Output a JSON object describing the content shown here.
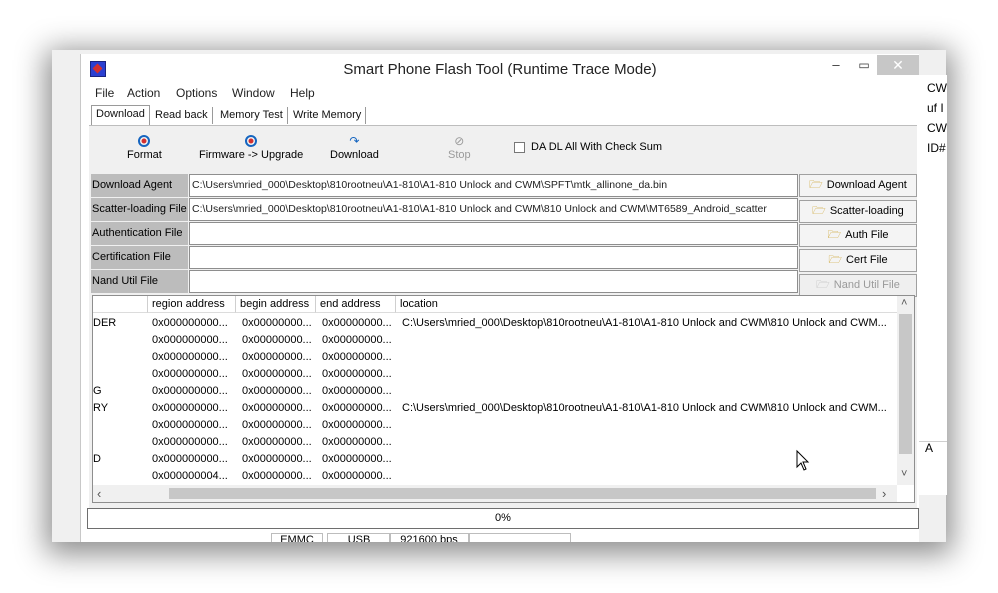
{
  "window": {
    "title": "Smart Phone Flash Tool (Runtime Trace Mode)"
  },
  "menu": [
    "File",
    "Action",
    "Options",
    "Window",
    "Help"
  ],
  "tabs": [
    "Download",
    "Read back",
    "Memory Test",
    "Write Memory"
  ],
  "toolbar": {
    "format": "Format",
    "upgrade": "Firmware -> Upgrade",
    "download": "Download",
    "stop": "Stop",
    "checksum": "DA DL All With Check Sum"
  },
  "fields": [
    {
      "label": "Download Agent",
      "value": "C:\\Users\\mried_000\\Desktop\\810rootneu\\A1-810\\A1-810 Unlock and CWM\\SPFT\\mtk_allinone_da.bin",
      "button": "Download Agent"
    },
    {
      "label": "Scatter-loading File",
      "value": "C:\\Users\\mried_000\\Desktop\\810rootneu\\A1-810\\A1-810 Unlock and CWM\\810 Unlock and CWM\\MT6589_Android_scatter",
      "button": "Scatter-loading"
    },
    {
      "label": "Authentication File",
      "value": "",
      "button": "Auth File"
    },
    {
      "label": "Certification File",
      "value": "",
      "button": "Cert File"
    },
    {
      "label": "Nand Util File",
      "value": "",
      "button": "Nand Util File"
    }
  ],
  "table": {
    "headers": [
      "region address",
      "begin address",
      "end address",
      "location"
    ],
    "rows": [
      {
        "name": "DER",
        "region": "0x000000000...",
        "begin": "0x00000000...",
        "end": "0x00000000...",
        "location": "C:\\Users\\mried_000\\Desktop\\810rootneu\\A1-810\\A1-810 Unlock and CWM\\810 Unlock and CWM..."
      },
      {
        "name": "",
        "region": "0x000000000...",
        "begin": "0x00000000...",
        "end": "0x00000000...",
        "location": ""
      },
      {
        "name": "",
        "region": "0x000000000...",
        "begin": "0x00000000...",
        "end": "0x00000000...",
        "location": ""
      },
      {
        "name": "",
        "region": "0x000000000...",
        "begin": "0x00000000...",
        "end": "0x00000000...",
        "location": ""
      },
      {
        "name": "G",
        "region": "0x000000000...",
        "begin": "0x00000000...",
        "end": "0x00000000...",
        "location": ""
      },
      {
        "name": "RY",
        "region": "0x000000000...",
        "begin": "0x00000000...",
        "end": "0x00000000...",
        "location": "C:\\Users\\mried_000\\Desktop\\810rootneu\\A1-810\\A1-810 Unlock and CWM\\810 Unlock and CWM..."
      },
      {
        "name": "",
        "region": "0x000000000...",
        "begin": "0x00000000...",
        "end": "0x00000000...",
        "location": ""
      },
      {
        "name": "",
        "region": "0x000000000...",
        "begin": "0x00000000...",
        "end": "0x00000000...",
        "location": ""
      },
      {
        "name": "D",
        "region": "0x000000000...",
        "begin": "0x00000000...",
        "end": "0x00000000...",
        "location": ""
      },
      {
        "name": "",
        "region": "0x000000004...",
        "begin": "0x00000000...",
        "end": "0x00000000...",
        "location": ""
      }
    ]
  },
  "progress": {
    "text": "0%",
    "value": 0
  },
  "statusbar": [
    "EMMC",
    "USB",
    "921600 bps"
  ],
  "background_window": {
    "lines": [
      "CWI",
      "uf I",
      "CWI",
      "ID#"
    ],
    "bottom": "A"
  }
}
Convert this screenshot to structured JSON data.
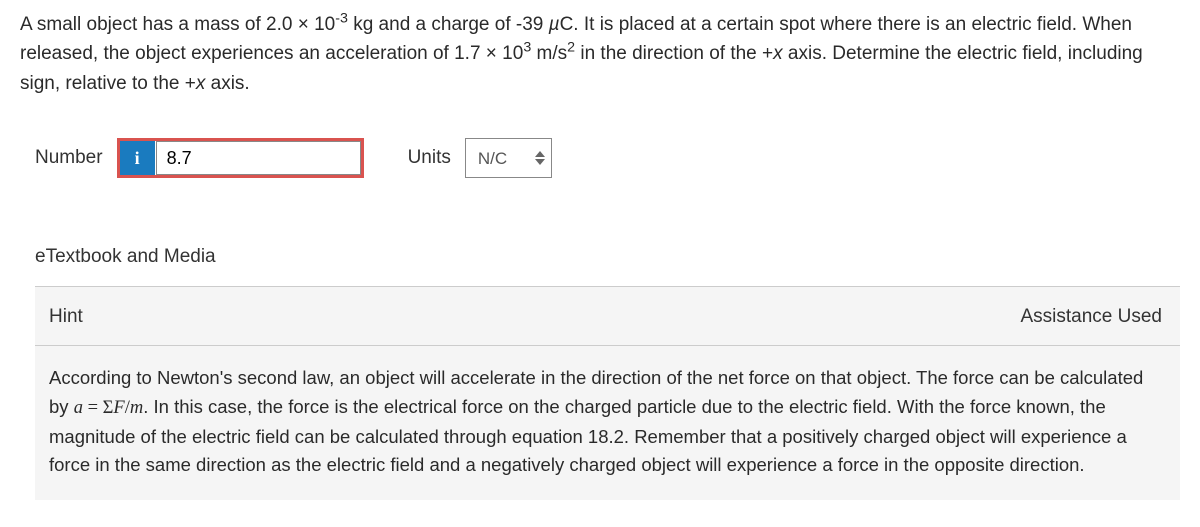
{
  "question": {
    "text_pre": "A small object has a mass of 2.0 × 10",
    "sup1": "-3",
    "text_mid1": " kg and a charge of -39 ",
    "mu": "µ",
    "text_mid2": "C. It is placed at a certain spot where there is an electric field. When released, the object experiences an acceleration of 1.7 × 10",
    "sup2": "3",
    "text_mid3": " m/s",
    "sup3": "2",
    "text_mid4": " in the direction of the +",
    "x1": "x",
    "text_mid5": " axis. Determine the electric field, including sign, relative to the +",
    "x2": "x",
    "text_end": " axis."
  },
  "answer": {
    "number_label": "Number",
    "info_badge": "i",
    "number_value": "8.7",
    "units_label": "Units",
    "units_value": "N/C"
  },
  "links": {
    "etextbook": "eTextbook and Media"
  },
  "hint": {
    "title": "Hint",
    "assistance": "Assistance Used",
    "body_pre": "According to Newton's second law, an object will accelerate in the direction of the net force on that object. The force can be calculated by ",
    "a": "a",
    "eq": " = ",
    "sigma": "Σ",
    "F": "F",
    "slash": "/",
    "m": "m",
    "body_post": ". In this case, the force is the electrical force on the charged particle due to the electric field. With the force known, the magnitude of the electric field can be calculated through equation 18.2. Remember that a positively charged object will experience a force in the same direction as the electric field and a negatively charged object will experience a force in the opposite direction."
  }
}
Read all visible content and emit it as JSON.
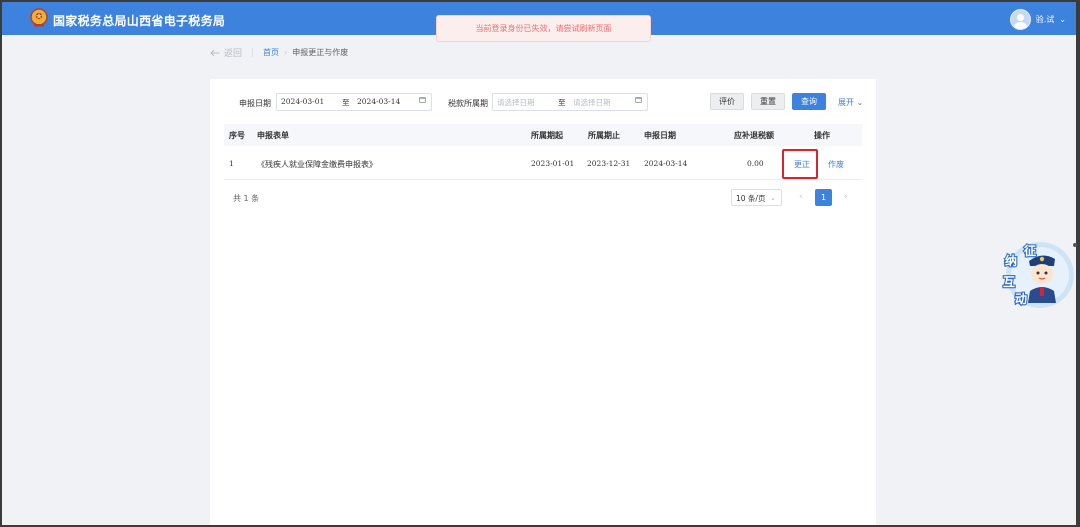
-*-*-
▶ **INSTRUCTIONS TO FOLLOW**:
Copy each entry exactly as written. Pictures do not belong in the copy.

▶ **FINISHED EXERCISE**:
Output a JSON object describing the content shown here.
{
  "window": {
    "title": "Smart Phone Flash Tool (Runtime Trace Mode)"
  },
  "menu": [
    "File",
    "Action",
    "Options",
    "Window",
    "Help"
  ],
  "tabs": [
    "Download",
    "Read back",
    "Memory Test",
    "Write Memory"
  ],
  "toolbar": {
    "format": "Format",
    "upgrade": "Firmware -> Upgrade",
    "download": "Download",
    "stop": "Stop",
    "checksum": "DA DL All With Check Sum"
  },
  "fields": [
    {
      "label": "Download Agent",
      "value": "C:\\Users\\mried_000\\Desktop\\810rootneu\\A1-810\\A1-810 Unlock and CWM\\SPFT\\mtk_allinone_da.bin",
      "button": "Download Agent"
    },
    {
      "label": "Scatter-loading File",
      "value": "C:\\Users\\mried_000\\Desktop\\810rootneu\\A1-810\\A1-810 Unlock and CWM\\810 Unlock and CWM\\MT6589_Android_scatter",
      "button": "Scatter-loading"
    },
    {
      "label": "Authentication File",
      "value": "",
      "button": "Auth File"
    },
    {
      "label": "Certification File",
      "value": "",
      "button": "Cert File"
    },
    {
      "label": "Nand Util File",
      "value": "",
      "button": "Nand Util File"
    }
  ],
  "table": {
    "headers": [
      "region address",
      "begin address",
      "end address",
      "location"
    ],
    "rows": [
      {
        "name": "DER",
        "region": "0x000000000...",
        "begin": "0x00000000...",
        "end": "0x00000000...",
        "location": "C:\\Users\\mried_000\\Desktop\\810rootneu\\A1-810\\A1-810 Unlock and CWM\\810 Unlock and CWM..."
      },
      {
        "name": "",
        "region": "0x000000000...",
        "begin": "0x00000000...",
        "end": "0x00000000...",
        "location": ""
      },
      {
        "name": "",
        "region": "0x000000000...",
        "begin": "0x00000000...",
        "end": "0x00000000...",
        "location": ""
      },
      {
        "name": "",
        "region": "0x000000000...",
        "begin": "0x00000000...",
        "end": "0x00000000...",
        "location": ""
      },
      {
        "name": "G",
        "region": "0x000000000...",
        "begin": "0x00000000...",
        "end": "0x00000000...",
        "location": ""
      },
      {
        "name": "RY",
        "region": "0x000000000...",
        "begin": "0x00000000...",
        "end": "0x00000000...",
        "location": "C:\\Users\\mried_000\\Desktop\\810rootneu\\A1-810\\A1-810 Unlock and CWM\\810 Unlock and CWM..."
      },
      {
        "name": "",
        "region": "0x000000000...",
        "begin": "0x00000000...",
        "end": "0x00000000...",
        "location": ""
      },
      {
        "name": "",
        "region": "0x000000000...",
        "begin": "0x00000000...",
        "end": "0x00000000...",
        "location": ""
      },
      {
        "name": "D",
        "region": "0x000000000...",
        "begin": "0x00000000...",
        "end": "0x00000000...",
        "location": ""
      },
      {
        "name": "",
        "region": "0x000000004...",
        "begin": "0x00000000...",
        "end": "0x00000000...",
        "location": ""
      }
    ]
  },
  "progress": {
    "text": "0%",
    "value": 0
  },
  "statusbar": [
    "EMMC",
    "USB",
    "921600 bps"
  ],
  "background_window": {
    "lines": [
      "CWI",
      "uf I",
      "CWI",
      "ID#"
    ],
    "bottom": "A"
  }
}
Convert this screenshot to structured JSON data.
{
  "question": {
    "text_pre": "A small object has a mass of 2.0 × 10",
    "sup1": "-3",
    "text_mid1": " kg and a charge of -39 ",
    "mu": "µ",
    "text_mid2": "C. It is placed at a certain spot where there is an electric field. When released, the object experiences an acceleration of 1.7 × 10",
    "sup2": "3",
    "text_mid3": " m/s",
    "sup3": "2",
    "text_mid4": " in the direction of the +",
    "x1": "x",
    "text_mid5": " axis. Determine the electric field, including sign, relative to the +",
    "x2": "x",
    "text_end": " axis."
  },
  "answer": {
    "number_label": "Number",
    "info_badge": "i",
    "number_value": "8.7",
    "units_label": "Units",
    "units_value": "N/C"
  },
  "links": {
    "etextbook": "eTextbook and Media"
  },
  "hint": {
    "title": "Hint",
    "assistance": "Assistance Used",
    "body_pre": "According to Newton's second law, an object will accelerate in the direction of the net force on that object. The force can be calculated by ",
    "a": "a",
    "eq": " = ",
    "sigma": "Σ",
    "F": "F",
    "slash": "/",
    "m": "m",
    "body_post": ". In this case, the force is the electrical force on the charged particle due to the electric field. With the force known, the magnitude of the electric field can be calculated through equation 18.2. Remember that a positively charged object will experience a force in the same direction as the electric field and a negatively charged object will experience a force in the opposite direction."
  }
}
Read all visible content and emit it as JSON.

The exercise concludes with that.